Carlos left his cell and joined the worship. The pastor, who was an inmate, read from John’s Gospel, “Then you will know the truth, and the truth will set you free” (John 10:10).
Carlos surrendered his life to Christ, and as his fellow prisoners prayed, he fell to the ground and was freed from a legion of demons. Immediately he gave away his last cigarettes and stopped snorting cocaine. He no longer used prostitutes. He traded membership in a prison gang for membership in the prisoner-led church.
Carlos walked out of prison two years later, a free man and a follower of Jesus. Back in the favela, his former gang offered him work that would pay ten times what he could earn legally. He turned them down and spent the next month sleeping under a bridge. He joined the local Pentecostal church and rebuilt his life. His faith didn’t magically catapult him out of poverty, but it provided him with a new identity and a new community.

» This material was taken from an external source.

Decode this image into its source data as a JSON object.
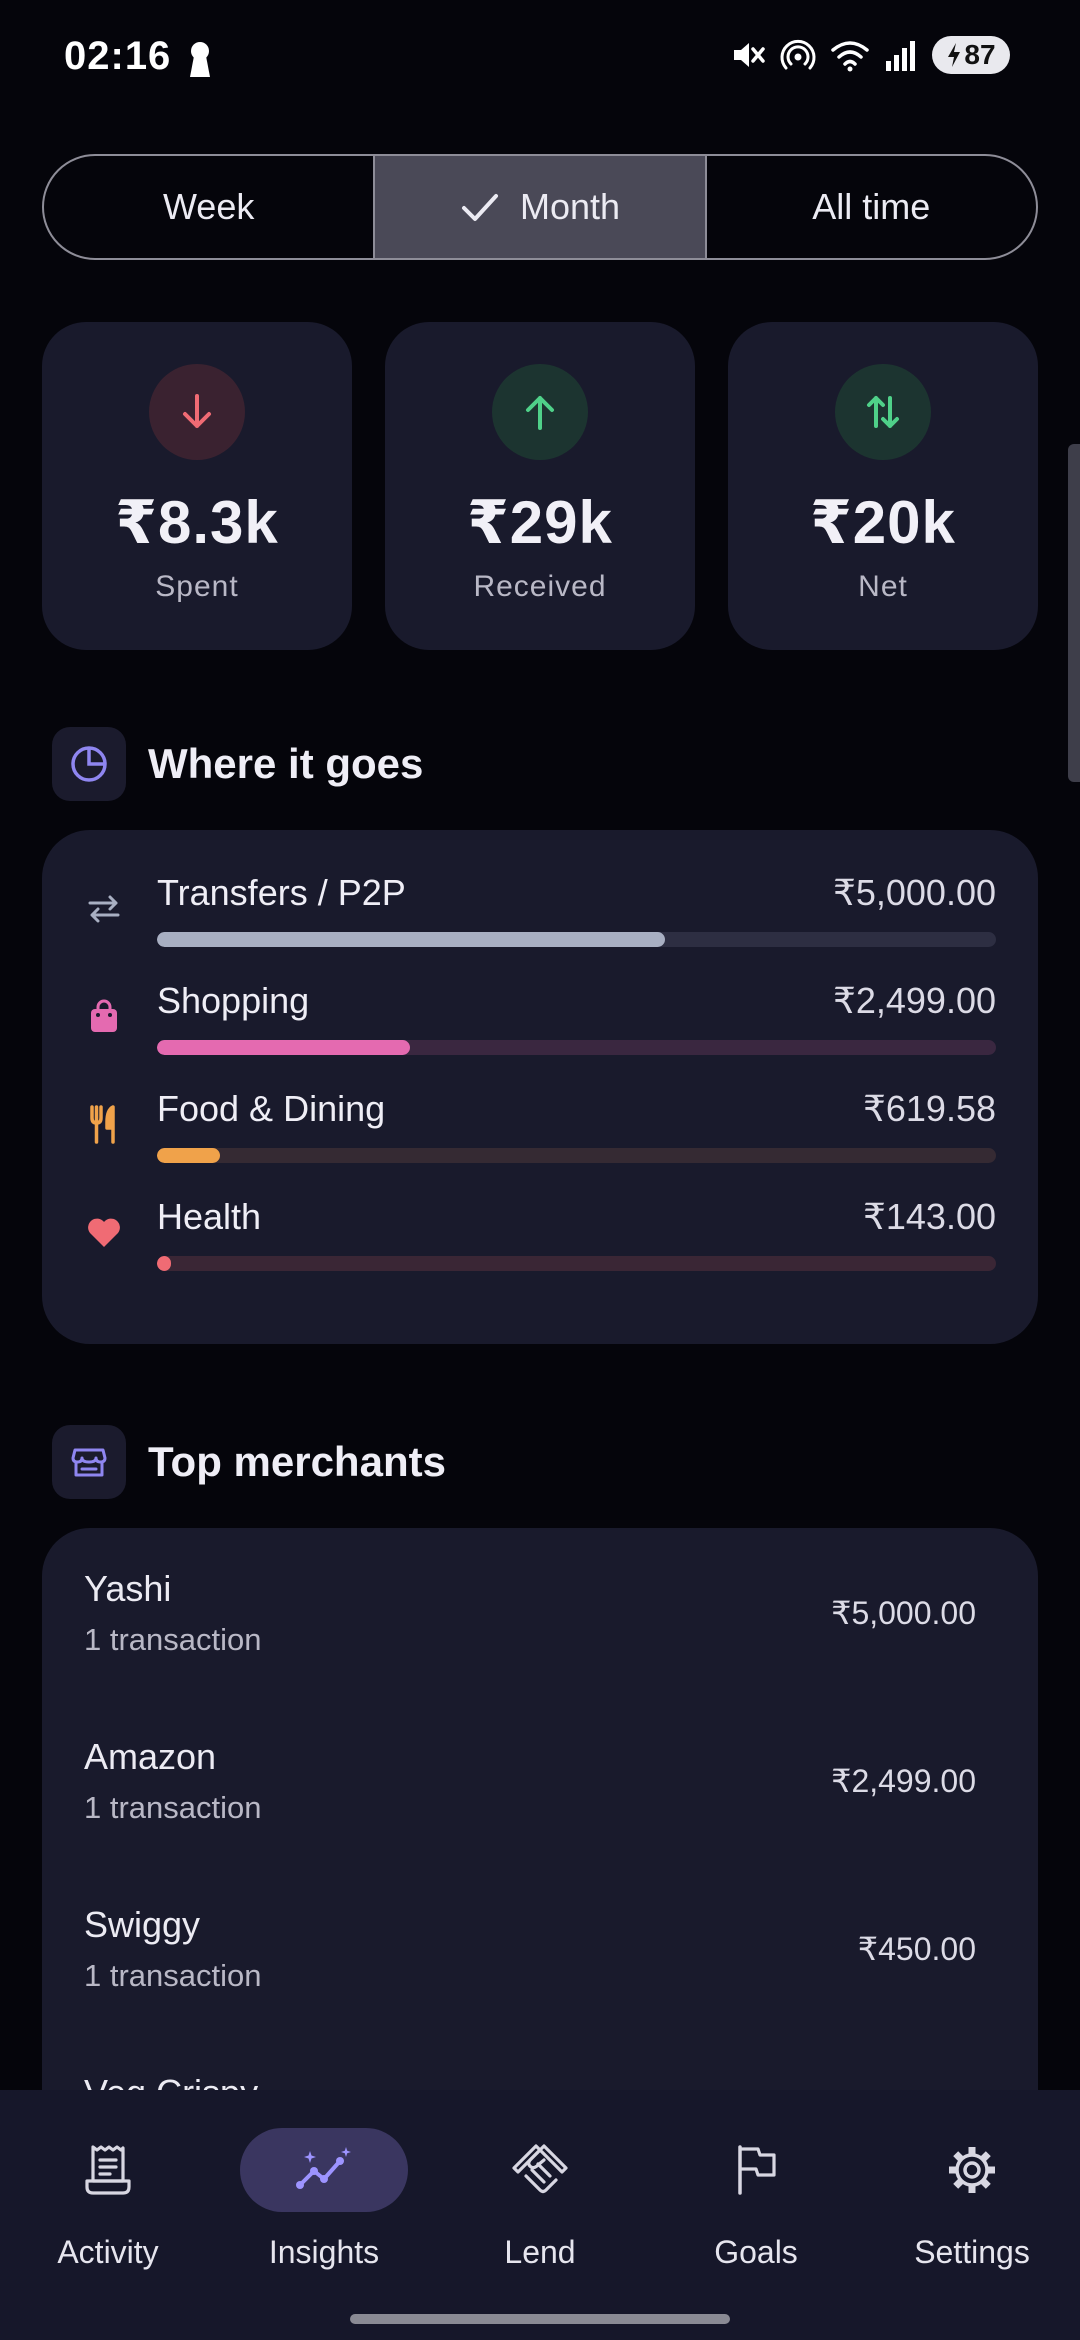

Carlos is one of thousands of people who have been converted in Rio de Janeiro’s notorious prisons. It takes a movement to penetrate and thrive in the gang-controlled prisons and favelas of Rio.
Society for Pentecostal Studies President Paul Alexander’s address was suffused with liberation theology themes in which he denounced “white racing,” “male sexing” and urged gathered Pentecostal academics to accept “LGBTQI* realities” in their churches and seminaries. ... In his address to the society, Alexander noted that some Christians who are “gay, lesbian, bisexual, transgender, and intersex” are also Pentecostals and Charismatics, urging that the society should openly discuss “our diversity of perspectives” without “fear of reprisal.” keep reading... http://juicyecumenism.com/2013/04/08/race-sex-and-liberation-pentecostal-studies-president-steers-society-in-new-direction/ *LGBTQI stands for: Lesbian, Gay, Bisexual, Transgender, Queer, and Intersex
Attendances grew from 9,446 people to 215,000 between 1977-2007 — a staggering 2276%. The number of churches grew from 152 to 1120 — or 736%.
Despite this history, the number of ACC churches has recently fallen — from 1133 in 2008, to 1073 in 2011.
If the number of ACC churches continues to shrink, so will attendances.
What could be at the heart of this dramatic turnaround?
The ACC may be suffering from is the “failure of success.” In their early stages, movements risk everything for the cause they believe in. Success can change movements. They become risk averse. They have attained a place in society, they have resources, their clergy are increasingly educated and respected. They have more to lose.
In a plateaued movement, the next generation of leaders would prefer to be on the staff of a large successful church, than take the risk of planting a new church. Larger churches would prefer to reproduce what they know works, rather than risk planting new churches.
Growing something bigger is safer than starting something new. Success is measured by the size of a church, rather than the number of generations of new churches it has produced.
The challenge for the ACC is to make an innovative return to the best of its traditions . . .
*The Australian Christian Churches was formally known as the Assemblies of God in Australia